╭─ MATERIAL FOR THIS TASK
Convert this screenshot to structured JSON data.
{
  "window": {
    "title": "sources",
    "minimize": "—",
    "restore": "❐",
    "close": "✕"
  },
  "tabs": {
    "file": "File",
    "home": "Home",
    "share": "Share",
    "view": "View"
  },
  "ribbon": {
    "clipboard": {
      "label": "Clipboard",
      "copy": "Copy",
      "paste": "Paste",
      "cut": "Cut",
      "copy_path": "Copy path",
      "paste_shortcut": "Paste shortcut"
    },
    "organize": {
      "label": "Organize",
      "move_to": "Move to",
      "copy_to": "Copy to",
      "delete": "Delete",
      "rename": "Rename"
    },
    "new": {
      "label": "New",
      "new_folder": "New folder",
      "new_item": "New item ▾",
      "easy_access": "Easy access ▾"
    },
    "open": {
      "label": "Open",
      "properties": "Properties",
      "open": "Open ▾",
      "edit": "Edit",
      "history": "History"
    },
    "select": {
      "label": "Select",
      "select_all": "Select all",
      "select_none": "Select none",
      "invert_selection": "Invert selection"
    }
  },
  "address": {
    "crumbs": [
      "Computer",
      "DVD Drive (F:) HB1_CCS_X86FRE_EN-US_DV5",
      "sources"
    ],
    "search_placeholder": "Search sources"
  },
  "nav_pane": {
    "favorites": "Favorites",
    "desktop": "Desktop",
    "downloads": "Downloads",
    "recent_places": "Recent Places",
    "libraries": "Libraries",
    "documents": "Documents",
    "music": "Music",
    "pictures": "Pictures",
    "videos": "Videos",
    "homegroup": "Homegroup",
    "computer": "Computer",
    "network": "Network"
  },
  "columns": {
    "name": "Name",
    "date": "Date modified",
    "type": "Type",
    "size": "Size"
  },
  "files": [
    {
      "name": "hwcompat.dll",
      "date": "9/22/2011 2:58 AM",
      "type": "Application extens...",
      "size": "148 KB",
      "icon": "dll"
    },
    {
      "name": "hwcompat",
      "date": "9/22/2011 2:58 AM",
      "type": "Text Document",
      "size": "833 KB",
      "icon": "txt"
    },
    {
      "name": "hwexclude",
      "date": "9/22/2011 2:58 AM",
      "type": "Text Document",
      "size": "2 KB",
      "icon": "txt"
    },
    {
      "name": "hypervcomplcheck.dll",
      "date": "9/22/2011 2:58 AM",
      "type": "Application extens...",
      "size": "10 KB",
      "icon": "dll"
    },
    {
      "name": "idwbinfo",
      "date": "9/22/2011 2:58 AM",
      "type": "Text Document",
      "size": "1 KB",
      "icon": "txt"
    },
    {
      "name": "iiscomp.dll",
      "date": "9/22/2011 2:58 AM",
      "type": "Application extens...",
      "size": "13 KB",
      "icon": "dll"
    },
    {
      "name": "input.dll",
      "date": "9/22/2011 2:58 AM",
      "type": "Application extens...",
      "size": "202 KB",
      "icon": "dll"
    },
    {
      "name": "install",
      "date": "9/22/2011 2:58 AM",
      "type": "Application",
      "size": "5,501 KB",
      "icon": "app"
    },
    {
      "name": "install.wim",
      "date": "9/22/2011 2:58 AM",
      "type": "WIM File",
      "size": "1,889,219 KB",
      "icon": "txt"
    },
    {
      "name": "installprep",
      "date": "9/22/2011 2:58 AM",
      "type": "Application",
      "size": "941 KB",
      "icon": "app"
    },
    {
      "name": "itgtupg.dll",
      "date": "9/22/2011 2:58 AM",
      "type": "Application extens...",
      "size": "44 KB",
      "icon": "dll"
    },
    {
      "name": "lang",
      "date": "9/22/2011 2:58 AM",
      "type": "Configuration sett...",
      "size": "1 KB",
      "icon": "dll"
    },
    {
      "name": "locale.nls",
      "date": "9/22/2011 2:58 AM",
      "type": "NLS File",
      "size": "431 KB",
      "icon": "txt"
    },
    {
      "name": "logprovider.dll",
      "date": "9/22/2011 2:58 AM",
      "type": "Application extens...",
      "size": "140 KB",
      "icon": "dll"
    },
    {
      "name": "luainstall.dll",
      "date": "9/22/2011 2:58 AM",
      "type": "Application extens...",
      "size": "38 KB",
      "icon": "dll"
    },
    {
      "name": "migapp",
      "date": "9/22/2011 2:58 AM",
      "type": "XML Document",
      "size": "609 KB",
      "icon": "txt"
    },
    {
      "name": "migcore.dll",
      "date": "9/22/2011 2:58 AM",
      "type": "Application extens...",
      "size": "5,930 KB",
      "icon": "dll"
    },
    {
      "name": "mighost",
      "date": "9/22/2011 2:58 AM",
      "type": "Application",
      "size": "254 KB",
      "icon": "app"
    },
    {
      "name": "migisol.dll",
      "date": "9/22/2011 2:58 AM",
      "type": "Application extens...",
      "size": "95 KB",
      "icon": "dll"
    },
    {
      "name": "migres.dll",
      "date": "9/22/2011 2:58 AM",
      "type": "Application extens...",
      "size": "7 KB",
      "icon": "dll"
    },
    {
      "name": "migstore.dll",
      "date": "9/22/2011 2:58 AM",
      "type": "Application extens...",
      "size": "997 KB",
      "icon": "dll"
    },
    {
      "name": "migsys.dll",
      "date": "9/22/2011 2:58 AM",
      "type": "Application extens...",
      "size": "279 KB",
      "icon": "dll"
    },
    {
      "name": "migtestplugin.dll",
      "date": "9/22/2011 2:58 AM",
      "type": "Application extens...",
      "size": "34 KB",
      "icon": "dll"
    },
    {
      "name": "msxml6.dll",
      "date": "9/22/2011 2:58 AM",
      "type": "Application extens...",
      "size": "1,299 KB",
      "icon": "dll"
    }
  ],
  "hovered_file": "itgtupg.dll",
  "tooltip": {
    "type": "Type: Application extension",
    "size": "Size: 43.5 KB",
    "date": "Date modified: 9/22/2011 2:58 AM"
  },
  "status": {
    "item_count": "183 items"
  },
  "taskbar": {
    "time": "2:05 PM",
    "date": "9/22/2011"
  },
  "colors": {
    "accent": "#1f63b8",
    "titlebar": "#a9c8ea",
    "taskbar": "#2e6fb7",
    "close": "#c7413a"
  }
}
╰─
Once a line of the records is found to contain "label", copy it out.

      "label": "Clipboard",
      "label": "Organize",
      "label": "New",
      "label": "Open",
      "label": "Select",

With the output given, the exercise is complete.